### [Description of the task]
Only the lines from the one holding "What's the underlying" to the end of the data should be echoed, exactly as they appear, minus the pictures.

### [The input]
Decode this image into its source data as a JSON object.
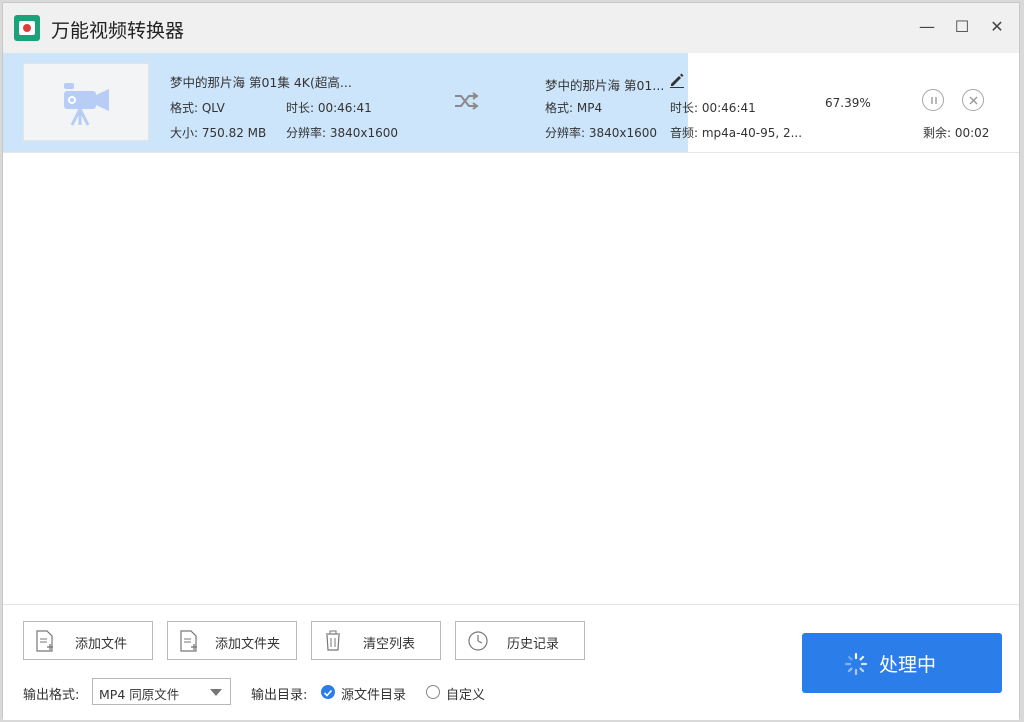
{
  "app": {
    "title": "万能视频转换器",
    "accent_color": "#2b7de9",
    "icon_color": "#1aa37b"
  },
  "window_controls": {
    "minimize": "—",
    "maximize": "☐",
    "close": "✕"
  },
  "file": {
    "source": {
      "name": "梦中的那片海 第01集 4K(超高...",
      "format": "格式: QLV",
      "duration": "时长: 00:46:41",
      "size": "大小: 750.82 MB",
      "resolution": "分辨率: 3840x1600"
    },
    "target": {
      "name": "梦中的那片海 第01...",
      "format": "格式: MP4",
      "duration": "时长: 00:46:41",
      "resolution": "分辨率: 3840x1600",
      "audio": "音频: mp4a-40-95, 2..."
    },
    "progress_text": "67.39%",
    "progress_percent": 67.39,
    "remaining": "剩余: 00:02",
    "icons": {
      "thumbnail": "video-camera-icon",
      "swap": "shuffle-icon",
      "edit": "pencil-icon",
      "pause": "pause-icon",
      "cancel": "close-circle-icon"
    }
  },
  "toolbar": {
    "add_file": "添加文件",
    "add_folder": "添加文件夹",
    "clear_list": "清空列表",
    "history": "历史记录"
  },
  "output": {
    "format_label": "输出格式:",
    "format_value": "MP4 同原文件",
    "dir_label": "输出目录:",
    "dir_source": "源文件目录",
    "dir_custom": "自定义",
    "selected_dir": "源文件目录"
  },
  "process_button": "处理中"
}
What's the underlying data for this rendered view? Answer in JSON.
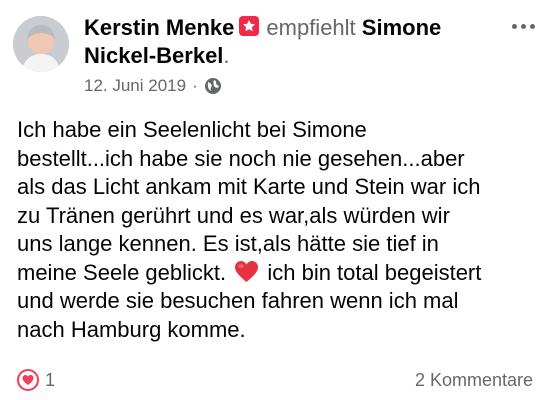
{
  "post": {
    "author": "Kerstin Menke",
    "action": "empfiehlt",
    "recommended_page": "Simone Nickel-Berkel",
    "trailing_dot": ".",
    "date": "12. Juni 2019",
    "separator": "·",
    "text_before_emoji": "Ich habe ein Seelenlicht bei Simone\nbestellt...ich habe sie noch nie gesehen...aber\nals das Licht ankam mit Karte und Stein war ich\nzu Tränen gerührt und es war,als würden wir\nuns lange kennen. Es ist,als hätte sie tief in\nmeine Seele geblickt. ",
    "text_after_emoji": " ich bin total begeistert\nund werde sie besuchen fahren wenn ich mal\nnach Hamburg komme."
  },
  "icons": {
    "recommend_badge": "recommend-flag-icon",
    "privacy": "globe-icon",
    "more": "more-options-icon",
    "emoji": "red-heart-emoji",
    "reaction": "love-reaction-icon"
  },
  "footer": {
    "reaction_count": "1",
    "comments": "2 Kommentare"
  },
  "colors": {
    "badge": "#f02849",
    "heart": "#e5323e",
    "secondary_text": "#65676b"
  }
}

### [Response]
What's the underlying data for this rendered view? Answer in JSON.
{
  "post": {
    "author": "Kerstin Menke",
    "action": "empfiehlt",
    "recommended_page": "Simone Nickel-Berkel",
    "trailing_dot": ".",
    "date": "12. Juni 2019",
    "separator": "·",
    "text_before_emoji": "Ich habe ein Seelenlicht bei Simone\nbestellt...ich habe sie noch nie gesehen...aber\nals das Licht ankam mit Karte und Stein war ich\nzu Tränen gerührt und es war,als würden wir\nuns lange kennen. Es ist,als hätte sie tief in\nmeine Seele geblickt. ",
    "text_after_emoji": " ich bin total begeistert\nund werde sie besuchen fahren wenn ich mal\nnach Hamburg komme."
  },
  "icons": {
    "recommend_badge": "recommend-flag-icon",
    "privacy": "globe-icon",
    "more": "more-options-icon",
    "emoji": "red-heart-emoji",
    "reaction": "love-reaction-icon"
  },
  "footer": {
    "reaction_count": "1",
    "comments": "2 Kommentare"
  },
  "colors": {
    "badge": "#f02849",
    "heart": "#e5323e",
    "secondary_text": "#65676b"
  }
}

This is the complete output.